Demystifying Pool Filters

Pool filters are your primary line of defense when it comes to keeping your swimming pool water clean. Water temporarily leaves your swimming pool through the pool’s skimmer, being moved by the pool pump into your filter. Dirt, hair, grass, body oils, and other impurities are all removed by this process, leaving you with clear, inviting water that is pumped back into your pool for when you’re ready to swim.

There are three major types of pool filters: sand, cartridge and DE. While the basic principle behind each is quite similar, each filter type offers its own unique pros and cons.

 

Sand Filters

Sand Filters

Pool water is pumped into the filter tank and through a bed of filter sand. Impurities in the water get caught up in the sand as the water passes through to tubes at the bottom of the filter and returned to the pool.

In order to clean the debris out of the filter sand, the filter must be backwashed, a manual process which removes the particles and debris. Backwashing is necessary to maintain the filter’s effectiveness, as well as prevent the pressure in the tank from building up to unsafe levels.

There are also options for filter media besides sand that work with sand filters. Alternative media include recycled glass and Zeo-Clear, which can improve filter efficiency. Just make sure to use an alternative media that is designed to be used with a sand filter.

Pros

  • Lowest maintenance compared to cartridge & DE filters
  • Filter sand is inexpensive and easy to replace
  • Effectively traps particles between 20-100 microns
  • Alternative filter media can inexpensively improve filter efficiency

Cons

  • Manual backwashing required every few weeks
  • Can allow for smaller particles to pass back into the pool

 

Cartridge Filters

Cartridge Filters

Cartridge filters work similarly to an automobile’s air filter, in which your pool water passes through a filter element. Pool filter cartridges are plastic-framed cylinders of pleated fabric. The sizes of these cartridges vary from model to model, so it’s important to get the right size cartridge for your filter.

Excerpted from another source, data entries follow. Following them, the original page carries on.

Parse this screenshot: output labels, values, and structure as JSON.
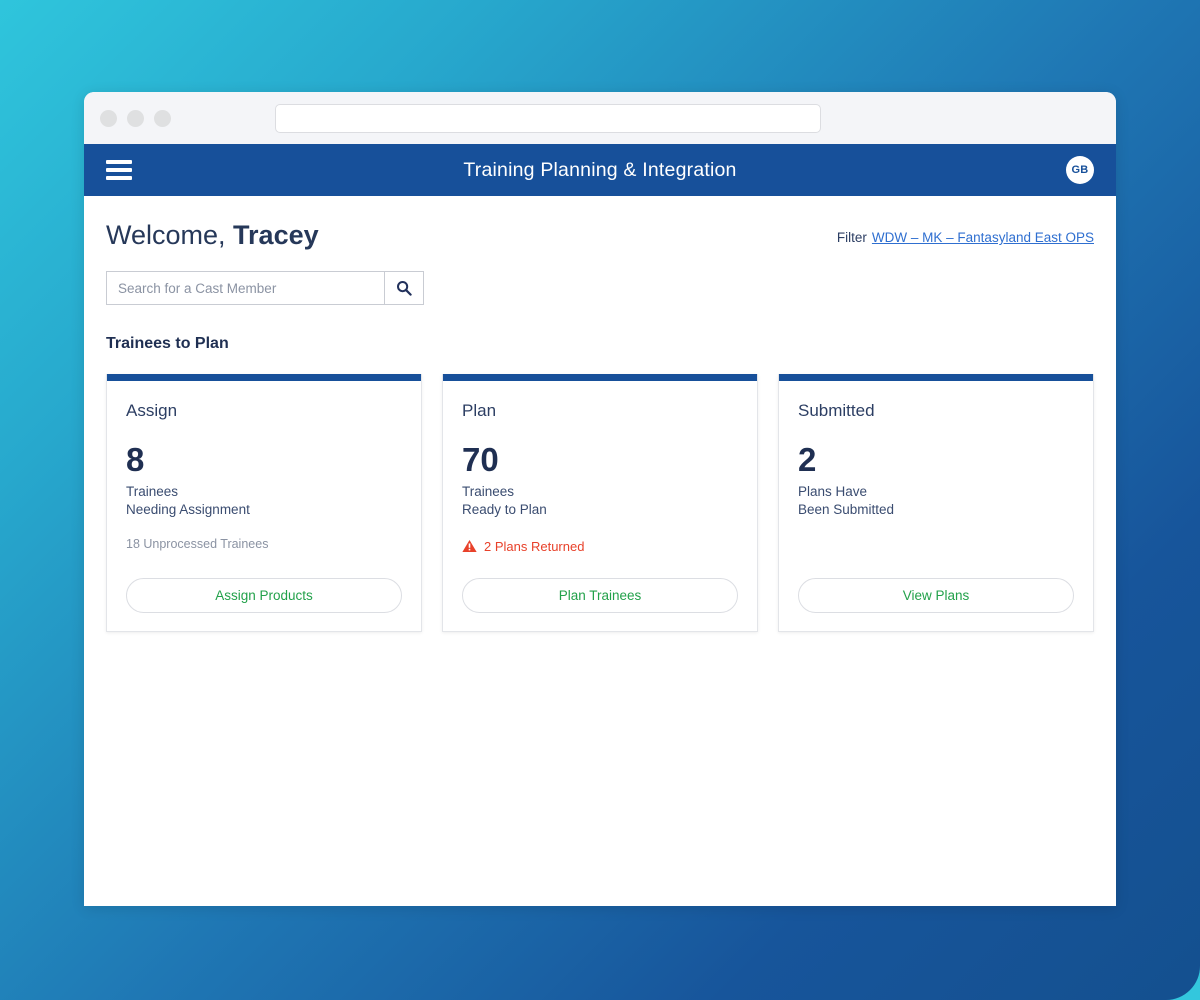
{
  "browser": {
    "traffic_lights": [
      "close",
      "minimize",
      "maximize"
    ],
    "url_value": "",
    "url_placeholder": ""
  },
  "header": {
    "menu_icon": "hamburger-icon",
    "title": "Training Planning & Integration",
    "avatar_initials": "GB"
  },
  "page": {
    "greeting_prefix": "Welcome, ",
    "greeting_name": "Tracey",
    "filter_label": "Filter",
    "filter_value": "WDW – MK – Fantasyland East OPS"
  },
  "search": {
    "value": "",
    "placeholder": "Search for a Cast Member",
    "icon": "search-icon"
  },
  "section": {
    "title": "Trainees to Plan"
  },
  "cards": [
    {
      "heading": "Assign",
      "count": "8",
      "caption_line1": "Trainees",
      "caption_line2": "Needing Assignment",
      "note": "18 Unprocessed Trainees",
      "alert": "",
      "button_label": "Assign Products"
    },
    {
      "heading": "Plan",
      "count": "70",
      "caption_line1": "Trainees",
      "caption_line2": "Ready to Plan",
      "note": "",
      "alert": "2 Plans Returned",
      "alert_icon": "warning-triangle-icon",
      "button_label": "Plan Trainees"
    },
    {
      "heading": "Submitted",
      "count": "2",
      "caption_line1": "Plans Have",
      "caption_line2": "Been Submitted",
      "note": "",
      "alert": "",
      "button_label": "View Plans"
    }
  ],
  "colors": {
    "brand_blue": "#17509a",
    "link_blue": "#2f6fd0",
    "action_green": "#22a14a",
    "alert_red": "#e8412a",
    "text_navy": "#1f2f52",
    "backdrop_cyan": "#33c7dd",
    "backdrop_deep_blue": "#14508f"
  }
}
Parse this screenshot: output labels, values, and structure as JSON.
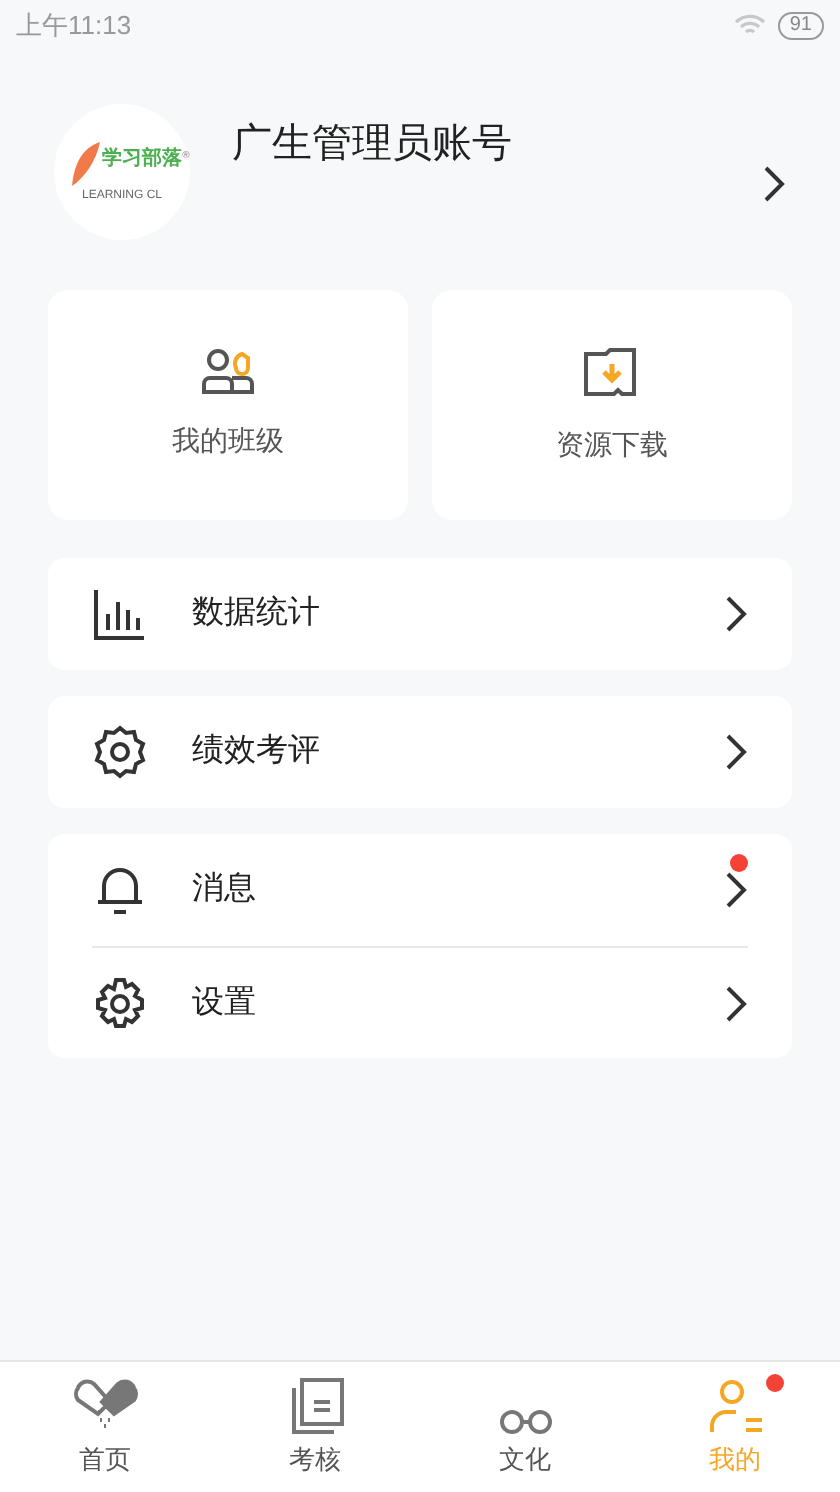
{
  "status_bar": {
    "time": "上午11:13",
    "battery": "91"
  },
  "profile": {
    "logo_title": "学习部落",
    "logo_mark": "®",
    "logo_subtitle": "LEARNING CL",
    "name": "广生管理员账号"
  },
  "shortcuts": [
    {
      "kind": "class",
      "label": "我的班级"
    },
    {
      "kind": "download",
      "label": "资源下载"
    }
  ],
  "menu_groups": [
    [
      {
        "kind": "stats",
        "label": "数据统计",
        "badge": false
      }
    ],
    [
      {
        "kind": "review",
        "label": "绩效考评",
        "badge": false
      }
    ],
    [
      {
        "kind": "bell",
        "label": "消息",
        "badge": true
      },
      {
        "kind": "gear",
        "label": "设置",
        "badge": false
      }
    ]
  ],
  "tabs": [
    {
      "kind": "home",
      "label": "首页",
      "selected": false,
      "badge": false
    },
    {
      "kind": "exam",
      "label": "考核",
      "selected": false,
      "badge": false
    },
    {
      "kind": "culture",
      "label": "文化",
      "selected": false,
      "badge": false
    },
    {
      "kind": "me",
      "label": "我的",
      "selected": true,
      "badge": true
    }
  ]
}
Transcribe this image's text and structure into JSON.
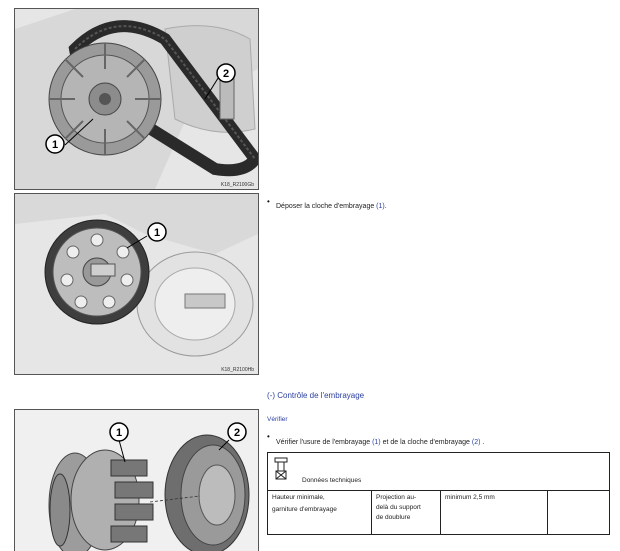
{
  "figures": [
    {
      "caption": "K18_R2100Gb",
      "callouts": [
        "1",
        "2"
      ]
    },
    {
      "caption": "K18_R2100Hb",
      "callouts": [
        "1"
      ]
    },
    {
      "caption": "",
      "callouts": [
        "1",
        "2"
      ]
    }
  ],
  "step1": {
    "bullet": "•",
    "text_before": "Déposer la cloche d'embrayage ",
    "ref": "(1)",
    "text_after": "."
  },
  "section": {
    "heading": "(-) Contrôle de l'embrayage",
    "subheading": "Vérifier"
  },
  "step2": {
    "bullet": "•",
    "text_before": "Vérifier l'usure de l'embrayage ",
    "ref1": "(1)",
    "text_middle": " et de la cloche d'embrayage ",
    "ref2": "(2)",
    "text_after": " ."
  },
  "tech_table": {
    "header": "Données techniques",
    "row": {
      "label_line1": "Hauteur minimale,",
      "label_line2": "garniture d'embrayage",
      "desc_line1": "Projection au-",
      "desc_line2": "delà du support",
      "desc_line3": "de doublure",
      "value": "minimum 2,5 mm"
    }
  }
}
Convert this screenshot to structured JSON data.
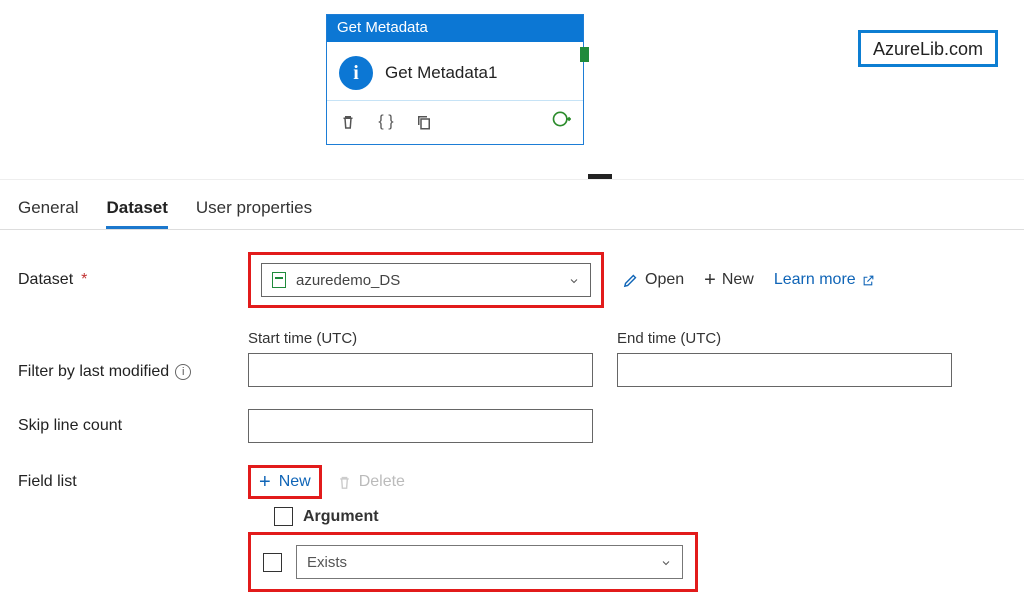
{
  "badge": "AzureLib.com",
  "activity": {
    "type": "Get Metadata",
    "name": "Get Metadata1"
  },
  "tabs": {
    "general": "General",
    "dataset": "Dataset",
    "user_properties": "User properties"
  },
  "labels": {
    "dataset": "Dataset",
    "filter": "Filter by last modified",
    "skip": "Skip line count",
    "field_list": "Field list",
    "start_time": "Start time (UTC)",
    "end_time": "End time (UTC)",
    "argument": "Argument"
  },
  "dataset": {
    "selected": "azuredemo_DS",
    "open": "Open",
    "new": "New",
    "learn_more": "Learn more"
  },
  "field_list": {
    "new": "New",
    "delete": "Delete",
    "row0_value": "Exists"
  }
}
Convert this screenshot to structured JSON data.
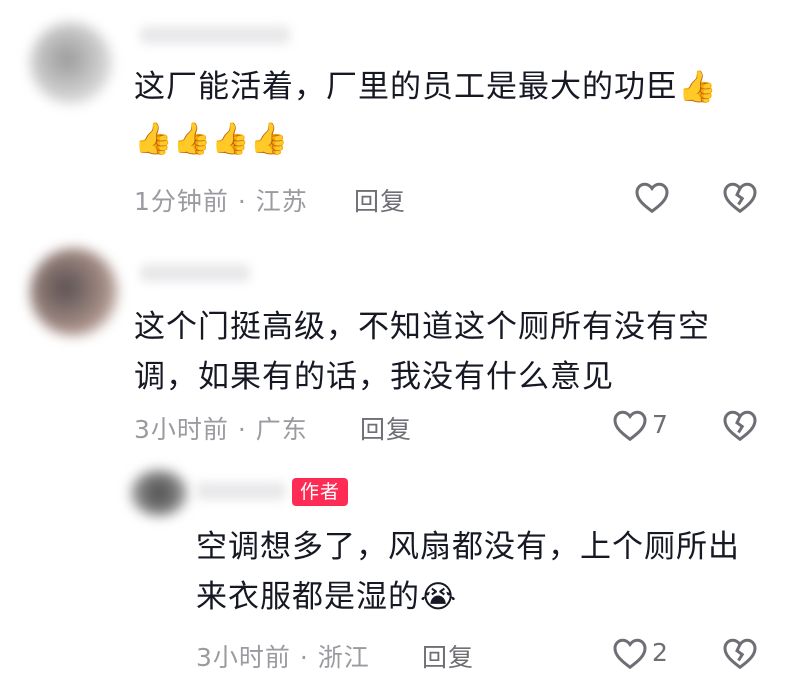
{
  "comments": [
    {
      "text_lines": [
        "这厂能活着，厂里的员工是最大的功臣👍"
      ],
      "emoji_line": "👍👍👍👍",
      "time": "1分钟前",
      "location": "江苏",
      "reply_label": "回复",
      "likes": ""
    },
    {
      "text_lines": [
        "这个门挺高级，不知道这个厕所有没有空",
        "调，如果有的话，我没有什么意见"
      ],
      "time": "3小时前",
      "location": "广东",
      "reply_label": "回复",
      "likes": "7"
    },
    {
      "is_reply": true,
      "author_badge": "作者",
      "text_lines": [
        "空调想多了，风扇都没有，上个厕所出",
        "来衣服都是湿的😭"
      ],
      "time": "3小时前",
      "location": "浙江",
      "reply_label": "回复",
      "likes": "2"
    }
  ],
  "separator": "·",
  "icons": {
    "like": "heart-outline-icon",
    "dislike": "broken-heart-icon"
  },
  "colors": {
    "badge": "#fe2c55",
    "meta": "#9a9aa0",
    "text": "#161823"
  }
}
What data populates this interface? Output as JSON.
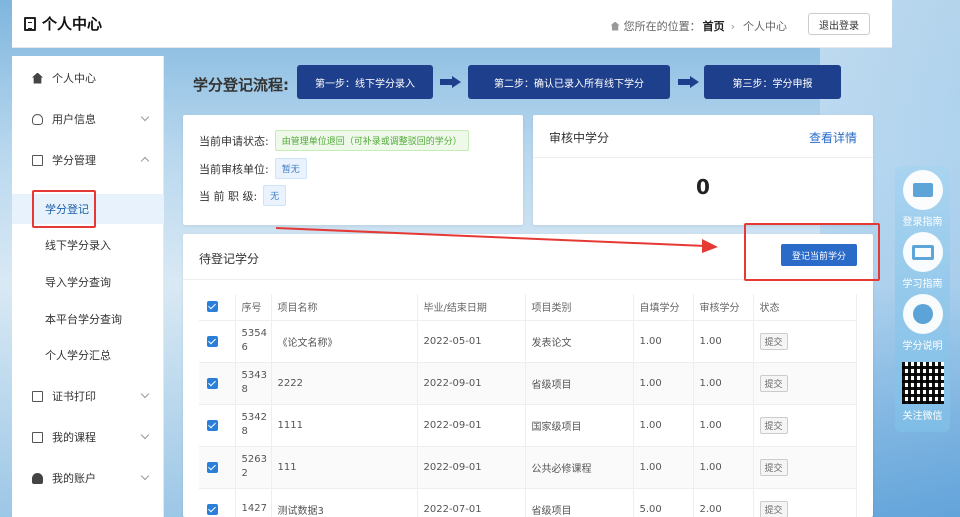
{
  "header": {
    "title": "个人中心",
    "location_prefix": "您所在的位置：",
    "location_home": "首页",
    "location_current": "个人中心",
    "logout_label": "退出登录"
  },
  "sidebar": {
    "items": [
      {
        "label": "个人中心",
        "icon": "home-icon"
      },
      {
        "label": "用户信息",
        "icon": "user-icon"
      },
      {
        "label": "学分管理",
        "icon": "book-icon"
      },
      {
        "label": "证书打印",
        "icon": "print-icon"
      },
      {
        "label": "我的课程",
        "icon": "course-icon"
      },
      {
        "label": "我的账户",
        "icon": "account-icon"
      }
    ],
    "sub_items": [
      "学分登记",
      "线下学分录入",
      "导入学分查询",
      "本平台学分查询",
      "个人学分汇总"
    ]
  },
  "flow": {
    "title": "学分登记流程:",
    "steps": [
      "第一步：线下学分录入",
      "第二步：确认已录入所有线下学分",
      "第三步：学分申报"
    ]
  },
  "status": {
    "apply_state_label": "当前申请状态:",
    "apply_state_value": "由管理单位退回（可补录或调整驳回的学分）",
    "review_unit_label": "当前审核单位:",
    "review_unit_value": "暂无",
    "title_label": "当 前 职 级:",
    "title_value": "无"
  },
  "review": {
    "title": "审核中学分",
    "link": "查看详情",
    "value": "0"
  },
  "pending": {
    "title": "待登记学分",
    "button": "登记当前学分"
  },
  "table": {
    "headers": [
      "序号",
      "项目名称",
      "毕业/结束日期",
      "项目类别",
      "自填学分",
      "审核学分",
      "状态"
    ],
    "rows": [
      {
        "id1": "5354",
        "id2": "6",
        "name": "《论文名称》",
        "date": "2022-05-01",
        "type": "发表论文",
        "self": "1.00",
        "audit": "1.00",
        "status": "提交"
      },
      {
        "id1": "5343",
        "id2": "8",
        "name": "2222",
        "date": "2022-09-01",
        "type": "省级项目",
        "self": "1.00",
        "audit": "1.00",
        "status": "提交"
      },
      {
        "id1": "5342",
        "id2": "8",
        "name": "1111",
        "date": "2022-09-01",
        "type": "国家级项目",
        "self": "1.00",
        "audit": "1.00",
        "status": "提交"
      },
      {
        "id1": "5263",
        "id2": "2",
        "name": "111",
        "date": "2022-09-01",
        "type": "公共必修课程",
        "self": "1.00",
        "audit": "1.00",
        "status": "提交"
      },
      {
        "id1": "1427",
        "id2": "",
        "name": "测试数据3",
        "date": "2022-07-01",
        "type": "省级项目",
        "self": "5.00",
        "audit": "2.00",
        "status": "提交"
      }
    ]
  },
  "right_float": [
    "登录指南",
    "学习指南",
    "学分说明",
    "关注微信"
  ],
  "colors": {
    "primary": "#1e3f8c",
    "accent": "#2a6bc9",
    "highlight": "#e53935"
  }
}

As the water runs through the filter, particles are caught by the fabric while the water passes through and back to the pool. In lieu of backwashing, the filter cartridge can be removed from the filter and hosed down to remove the collected debris.

Pros

  • No backwashing required
  • Less water is used cleaning the filter
  • Filter cartridges typically last 2-3 years

Cons

  • Hosing off filter cartridge can be time consuming
  • Filtering is not as efficient against smallest particles, compared to DE filters
  • Replacement cartridges must match size & specs of filter

 

DE (Diatomaceous Earth) Filters

DE Filters

Fossilized algae known as diatoms are ground up into a powder, forming what we call Diatomaceous Earth (or DE for short). The DE powder is mixed into the filter and coats a filter “grid”, which then collects particles when your pool water is run through the filter. This powder is finer than sand, meaning that a DE filter can filter out smaller particles than a sand filter is able to collect.

A DE filter is cleaned out by backwashing, just like a sand filter. Small amounts of DE powder can remain in the filter after backwashing, so an annual cleaning of your filter is recommended

Pros

  • Filters the smallest particles—as small as 5 microns
  • Cleanest looking, “polished” water

Cons

  • Generally most expensive filter systems on the market
  • Backwashing is labor intensive
  • Used DE powder can be difficult to dispose of in some regions

 

Which type of pool filter do you use?